* _Your task_
Search the listing for the string "cnaf" and copy every line that contains it.

* _Exercise inputs_
—————
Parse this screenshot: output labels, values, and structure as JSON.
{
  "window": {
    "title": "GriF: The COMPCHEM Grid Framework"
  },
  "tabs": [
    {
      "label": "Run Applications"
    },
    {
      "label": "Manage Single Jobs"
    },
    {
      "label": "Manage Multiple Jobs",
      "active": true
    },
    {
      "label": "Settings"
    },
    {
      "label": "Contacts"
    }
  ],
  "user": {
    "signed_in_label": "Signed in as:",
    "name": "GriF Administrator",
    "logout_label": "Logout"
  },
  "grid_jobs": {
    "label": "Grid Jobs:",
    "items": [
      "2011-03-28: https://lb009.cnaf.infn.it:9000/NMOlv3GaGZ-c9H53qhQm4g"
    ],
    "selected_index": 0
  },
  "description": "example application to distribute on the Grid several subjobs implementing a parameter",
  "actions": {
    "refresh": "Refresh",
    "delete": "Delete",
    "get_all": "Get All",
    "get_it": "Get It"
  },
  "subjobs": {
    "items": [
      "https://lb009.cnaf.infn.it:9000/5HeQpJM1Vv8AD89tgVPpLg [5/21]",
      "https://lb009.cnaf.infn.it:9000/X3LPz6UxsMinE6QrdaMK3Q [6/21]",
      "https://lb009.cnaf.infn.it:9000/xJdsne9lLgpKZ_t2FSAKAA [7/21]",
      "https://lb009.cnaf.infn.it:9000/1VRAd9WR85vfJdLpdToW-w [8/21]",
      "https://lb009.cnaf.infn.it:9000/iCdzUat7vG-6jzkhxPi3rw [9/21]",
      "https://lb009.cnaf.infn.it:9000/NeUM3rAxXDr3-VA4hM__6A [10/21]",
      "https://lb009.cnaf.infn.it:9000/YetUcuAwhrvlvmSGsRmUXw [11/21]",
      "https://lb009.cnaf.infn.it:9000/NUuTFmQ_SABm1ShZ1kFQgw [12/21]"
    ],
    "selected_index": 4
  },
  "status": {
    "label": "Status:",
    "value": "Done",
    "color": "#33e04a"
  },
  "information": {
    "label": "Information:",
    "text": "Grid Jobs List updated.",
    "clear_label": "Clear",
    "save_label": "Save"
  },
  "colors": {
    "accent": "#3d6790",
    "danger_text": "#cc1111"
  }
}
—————
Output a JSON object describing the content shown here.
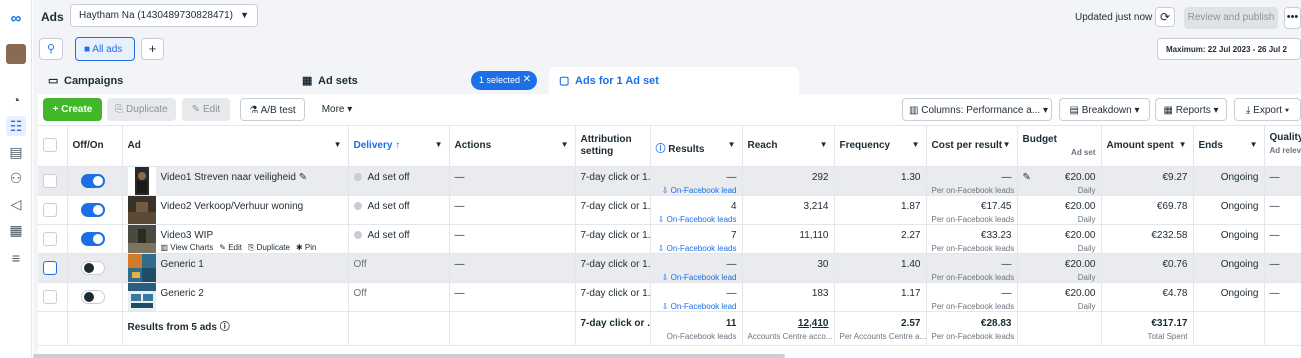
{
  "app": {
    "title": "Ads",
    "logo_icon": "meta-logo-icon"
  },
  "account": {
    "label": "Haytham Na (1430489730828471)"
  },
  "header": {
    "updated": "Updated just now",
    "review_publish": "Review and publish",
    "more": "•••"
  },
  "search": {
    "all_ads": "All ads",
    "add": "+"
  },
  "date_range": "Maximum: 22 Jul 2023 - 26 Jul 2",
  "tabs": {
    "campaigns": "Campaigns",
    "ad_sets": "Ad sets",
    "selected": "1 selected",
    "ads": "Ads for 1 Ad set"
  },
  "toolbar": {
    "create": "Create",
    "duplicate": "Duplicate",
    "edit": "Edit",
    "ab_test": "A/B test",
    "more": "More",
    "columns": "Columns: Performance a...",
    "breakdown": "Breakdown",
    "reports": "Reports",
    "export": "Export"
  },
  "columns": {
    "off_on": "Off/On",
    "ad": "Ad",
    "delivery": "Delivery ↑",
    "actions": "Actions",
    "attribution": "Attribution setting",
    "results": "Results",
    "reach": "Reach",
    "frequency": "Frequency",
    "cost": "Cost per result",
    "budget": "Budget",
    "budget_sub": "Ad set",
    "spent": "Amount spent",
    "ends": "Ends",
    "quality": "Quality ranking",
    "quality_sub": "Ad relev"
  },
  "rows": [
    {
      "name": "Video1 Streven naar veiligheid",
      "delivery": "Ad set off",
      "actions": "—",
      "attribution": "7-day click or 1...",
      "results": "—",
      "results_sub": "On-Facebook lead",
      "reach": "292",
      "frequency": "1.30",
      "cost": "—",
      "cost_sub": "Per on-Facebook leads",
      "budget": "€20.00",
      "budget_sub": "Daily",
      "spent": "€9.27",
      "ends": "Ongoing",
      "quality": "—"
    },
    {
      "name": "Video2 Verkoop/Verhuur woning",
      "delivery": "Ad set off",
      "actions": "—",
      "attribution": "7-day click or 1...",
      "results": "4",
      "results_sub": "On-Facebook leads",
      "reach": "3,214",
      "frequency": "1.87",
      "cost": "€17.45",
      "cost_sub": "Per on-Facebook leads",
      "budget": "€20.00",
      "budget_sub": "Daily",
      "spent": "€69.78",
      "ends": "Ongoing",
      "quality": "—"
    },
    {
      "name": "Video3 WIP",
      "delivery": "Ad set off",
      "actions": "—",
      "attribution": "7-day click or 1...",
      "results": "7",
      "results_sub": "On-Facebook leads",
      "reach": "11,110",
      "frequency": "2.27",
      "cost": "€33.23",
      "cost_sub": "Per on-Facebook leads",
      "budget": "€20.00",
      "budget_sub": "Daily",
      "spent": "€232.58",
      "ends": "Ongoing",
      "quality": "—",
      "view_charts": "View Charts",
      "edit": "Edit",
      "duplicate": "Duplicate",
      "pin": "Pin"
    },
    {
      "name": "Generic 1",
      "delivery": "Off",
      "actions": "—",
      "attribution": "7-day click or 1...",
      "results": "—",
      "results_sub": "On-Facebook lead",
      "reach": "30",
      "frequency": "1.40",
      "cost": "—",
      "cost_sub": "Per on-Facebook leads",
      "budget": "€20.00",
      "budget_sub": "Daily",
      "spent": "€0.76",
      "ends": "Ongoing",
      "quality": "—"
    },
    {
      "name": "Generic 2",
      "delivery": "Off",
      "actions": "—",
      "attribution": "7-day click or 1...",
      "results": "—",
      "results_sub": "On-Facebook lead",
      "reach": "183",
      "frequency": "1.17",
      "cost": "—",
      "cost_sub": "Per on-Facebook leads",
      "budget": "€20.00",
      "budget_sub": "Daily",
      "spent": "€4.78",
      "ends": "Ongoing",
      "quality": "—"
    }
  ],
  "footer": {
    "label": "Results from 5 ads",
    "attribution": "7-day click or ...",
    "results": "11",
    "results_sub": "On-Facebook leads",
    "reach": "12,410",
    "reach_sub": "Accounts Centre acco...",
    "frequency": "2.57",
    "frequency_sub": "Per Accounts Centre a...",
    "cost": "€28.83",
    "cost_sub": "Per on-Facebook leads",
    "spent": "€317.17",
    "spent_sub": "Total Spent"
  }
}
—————
* _Result_
      "2011-03-28: https://lb009.cnaf.infn.it:9000/NMOlv3GaGZ-c9H53qhQm4g"
      "https://lb009.cnaf.infn.it:9000/5HeQpJM1Vv8AD89tgVPpLg [5/21]",
      "https://lb009.cnaf.infn.it:9000/X3LPz6UxsMinE6QrdaMK3Q [6/21]",
      "https://lb009.cnaf.infn.it:9000/xJdsne9lLgpKZ_t2FSAKAA [7/21]",
      "https://lb009.cnaf.infn.it:9000/1VRAd9WR85vfJdLpdToW-w [8/21]",
      "https://lb009.cnaf.infn.it:9000/iCdzUat7vG-6jzkhxPi3rw [9/21]",
      "https://lb009.cnaf.infn.it:9000/NeUM3rAxXDr3-VA4hM__6A [10/21]",
      "https://lb009.cnaf.infn.it:9000/YetUcuAwhrvlvmSGsRmUXw [11/21]",
      "https://lb009.cnaf.infn.it:9000/NUuTFmQ_SABm1ShZ1kFQgw [12/21]"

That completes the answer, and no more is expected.